# Required work
Each entry that follows should be retyped exactly.

· · · · ·

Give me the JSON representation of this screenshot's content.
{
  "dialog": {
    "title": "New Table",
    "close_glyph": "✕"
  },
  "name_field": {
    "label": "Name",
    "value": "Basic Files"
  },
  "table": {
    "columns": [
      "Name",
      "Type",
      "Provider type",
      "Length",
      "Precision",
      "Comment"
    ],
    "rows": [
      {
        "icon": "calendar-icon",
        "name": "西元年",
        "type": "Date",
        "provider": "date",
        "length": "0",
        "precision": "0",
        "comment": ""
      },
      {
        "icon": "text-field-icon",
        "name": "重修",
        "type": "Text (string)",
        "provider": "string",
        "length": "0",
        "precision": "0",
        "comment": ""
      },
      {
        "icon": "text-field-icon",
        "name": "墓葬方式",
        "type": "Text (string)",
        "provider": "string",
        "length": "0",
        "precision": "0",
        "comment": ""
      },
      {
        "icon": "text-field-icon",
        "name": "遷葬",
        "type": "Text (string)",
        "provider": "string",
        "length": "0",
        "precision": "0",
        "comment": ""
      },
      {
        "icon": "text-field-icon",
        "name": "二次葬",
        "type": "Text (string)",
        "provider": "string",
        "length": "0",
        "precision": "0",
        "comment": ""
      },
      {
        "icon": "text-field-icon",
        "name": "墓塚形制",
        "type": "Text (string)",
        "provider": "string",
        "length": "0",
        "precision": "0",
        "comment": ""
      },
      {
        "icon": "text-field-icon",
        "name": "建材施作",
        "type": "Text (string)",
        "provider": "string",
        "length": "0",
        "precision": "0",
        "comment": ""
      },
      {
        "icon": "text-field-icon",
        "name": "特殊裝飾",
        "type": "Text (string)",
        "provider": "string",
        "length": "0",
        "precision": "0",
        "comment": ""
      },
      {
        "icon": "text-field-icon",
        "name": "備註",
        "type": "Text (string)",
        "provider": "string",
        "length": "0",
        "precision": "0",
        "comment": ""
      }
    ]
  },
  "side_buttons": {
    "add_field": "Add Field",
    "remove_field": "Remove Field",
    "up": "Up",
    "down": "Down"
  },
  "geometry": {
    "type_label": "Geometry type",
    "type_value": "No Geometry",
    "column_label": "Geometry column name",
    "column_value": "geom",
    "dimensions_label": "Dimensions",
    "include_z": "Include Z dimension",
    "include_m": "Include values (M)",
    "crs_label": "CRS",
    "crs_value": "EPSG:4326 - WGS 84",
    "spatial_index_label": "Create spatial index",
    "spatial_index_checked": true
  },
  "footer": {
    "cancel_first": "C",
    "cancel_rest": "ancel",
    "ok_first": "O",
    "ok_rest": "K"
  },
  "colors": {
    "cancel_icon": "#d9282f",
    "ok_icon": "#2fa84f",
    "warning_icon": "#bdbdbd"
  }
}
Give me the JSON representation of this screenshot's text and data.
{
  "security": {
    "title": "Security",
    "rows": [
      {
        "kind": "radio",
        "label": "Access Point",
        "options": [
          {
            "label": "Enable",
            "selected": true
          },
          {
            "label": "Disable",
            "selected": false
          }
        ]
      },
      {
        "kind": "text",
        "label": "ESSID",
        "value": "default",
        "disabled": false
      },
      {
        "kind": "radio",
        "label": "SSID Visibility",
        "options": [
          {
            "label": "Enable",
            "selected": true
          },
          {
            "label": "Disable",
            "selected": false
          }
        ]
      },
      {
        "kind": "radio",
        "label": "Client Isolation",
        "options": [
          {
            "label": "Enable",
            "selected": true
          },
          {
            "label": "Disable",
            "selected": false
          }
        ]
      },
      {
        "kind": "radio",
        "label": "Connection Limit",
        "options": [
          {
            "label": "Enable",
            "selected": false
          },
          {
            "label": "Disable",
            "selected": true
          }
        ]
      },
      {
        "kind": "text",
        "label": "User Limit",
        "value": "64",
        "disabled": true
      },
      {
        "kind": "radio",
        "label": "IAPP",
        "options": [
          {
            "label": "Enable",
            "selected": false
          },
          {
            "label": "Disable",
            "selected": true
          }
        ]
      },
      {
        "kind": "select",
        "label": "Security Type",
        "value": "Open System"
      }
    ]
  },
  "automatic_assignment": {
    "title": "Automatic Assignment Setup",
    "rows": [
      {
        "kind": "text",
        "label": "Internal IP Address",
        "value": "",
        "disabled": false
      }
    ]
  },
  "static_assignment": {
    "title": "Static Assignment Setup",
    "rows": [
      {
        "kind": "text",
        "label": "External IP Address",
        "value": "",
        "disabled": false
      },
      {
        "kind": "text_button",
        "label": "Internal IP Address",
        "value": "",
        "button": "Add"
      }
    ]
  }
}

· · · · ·

# Answer for this exercise
Give me the JSON representation of this screenshot's content.
{
  "dialog": {
    "title": "New Table",
    "close_glyph": "✕"
  },
  "name_field": {
    "label": "Name",
    "value": "Basic Files"
  },
  "table": {
    "columns": [
      "Name",
      "Type",
      "Provider type",
      "Length",
      "Precision",
      "Comment"
    ],
    "rows": [
      {
        "icon": "calendar-icon",
        "name": "西元年",
        "type": "Date",
        "provider": "date",
        "length": "0",
        "precision": "0",
        "comment": ""
      },
      {
        "icon": "text-field-icon",
        "name": "重修",
        "type": "Text (string)",
        "provider": "string",
        "length": "0",
        "precision": "0",
        "comment": ""
      },
      {
        "icon": "text-field-icon",
        "name": "墓葬方式",
        "type": "Text (string)",
        "provider": "string",
        "length": "0",
        "precision": "0",
        "comment": ""
      },
      {
        "icon": "text-field-icon",
        "name": "遷葬",
        "type": "Text (string)",
        "provider": "string",
        "length": "0",
        "precision": "0",
        "comment": ""
      },
      {
        "icon": "text-field-icon",
        "name": "二次葬",
        "type": "Text (string)",
        "provider": "string",
        "length": "0",
        "precision": "0",
        "comment": ""
      },
      {
        "icon": "text-field-icon",
        "name": "墓塚形制",
        "type": "Text (string)",
        "provider": "string",
        "length": "0",
        "precision": "0",
        "comment": ""
      },
      {
        "icon": "text-field-icon",
        "name": "建材施作",
        "type": "Text (string)",
        "provider": "string",
        "length": "0",
        "precision": "0",
        "comment": ""
      },
      {
        "icon": "text-field-icon",
        "name": "特殊裝飾",
        "type": "Text (string)",
        "provider": "string",
        "length": "0",
        "precision": "0",
        "comment": ""
      },
      {
        "icon": "text-field-icon",
        "name": "備註",
        "type": "Text (string)",
        "provider": "string",
        "length": "0",
        "precision": "0",
        "comment": ""
      }
    ]
  },
  "side_buttons": {
    "add_field": "Add Field",
    "remove_field": "Remove Field",
    "up": "Up",
    "down": "Down"
  },
  "geometry": {
    "type_label": "Geometry type",
    "type_value": "No Geometry",
    "column_label": "Geometry column name",
    "column_value": "geom",
    "dimensions_label": "Dimensions",
    "include_z": "Include Z dimension",
    "include_m": "Include values (M)",
    "crs_label": "CRS",
    "crs_value": "EPSG:4326 - WGS 84",
    "spatial_index_label": "Create spatial index",
    "spatial_index_checked": true
  },
  "footer": {
    "cancel_first": "C",
    "cancel_rest": "ancel",
    "ok_first": "O",
    "ok_rest": "K"
  },
  "colors": {
    "cancel_icon": "#d9282f",
    "ok_icon": "#2fa84f",
    "warning_icon": "#bdbdbd"
  }
}
Give me the JSON representation of this screenshot's text and data.
{
  "security": {
    "title": "Security",
    "rows": [
      {
        "kind": "radio",
        "label": "Access Point",
        "options": [
          {
            "label": "Enable",
            "selected": true
          },
          {
            "label": "Disable",
            "selected": false
          }
        ]
      },
      {
        "kind": "text",
        "label": "ESSID",
        "value": "default",
        "disabled": false
      },
      {
        "kind": "radio",
        "label": "SSID Visibility",
        "options": [
          {
            "label": "Enable",
            "selected": true
          },
          {
            "label": "Disable",
            "selected": false
          }
        ]
      },
      {
        "kind": "radio",
        "label": "Client Isolation",
        "options": [
          {
            "label": "Enable",
            "selected": true
          },
          {
            "label": "Disable",
            "selected": false
          }
        ]
      },
      {
        "kind": "radio",
        "label": "Connection Limit",
        "options": [
          {
            "label": "Enable",
            "selected": false
          },
          {
            "label": "Disable",
            "selected": true
          }
        ]
      },
      {
        "kind": "text",
        "label": "User Limit",
        "value": "64",
        "disabled": true
      },
      {
        "kind": "radio",
        "label": "IAPP",
        "options": [
          {
            "label": "Enable",
            "selected": false
          },
          {
            "label": "Disable",
            "selected": true
          }
        ]
      },
      {
        "kind": "select",
        "label": "Security Type",
        "value": "Open System"
      }
    ]
  },
  "automatic_assignment": {
    "title": "Automatic Assignment Setup",
    "rows": [
      {
        "kind": "text",
        "label": "Internal IP Address",
        "value": "",
        "disabled": false
      }
    ]
  },
  "static_assignment": {
    "title": "Static Assignment Setup",
    "rows": [
      {
        "kind": "text",
        "label": "External IP Address",
        "value": "",
        "disabled": false
      },
      {
        "kind": "text_button",
        "label": "Internal IP Address",
        "value": "",
        "button": "Add"
      }
    ]
  }
}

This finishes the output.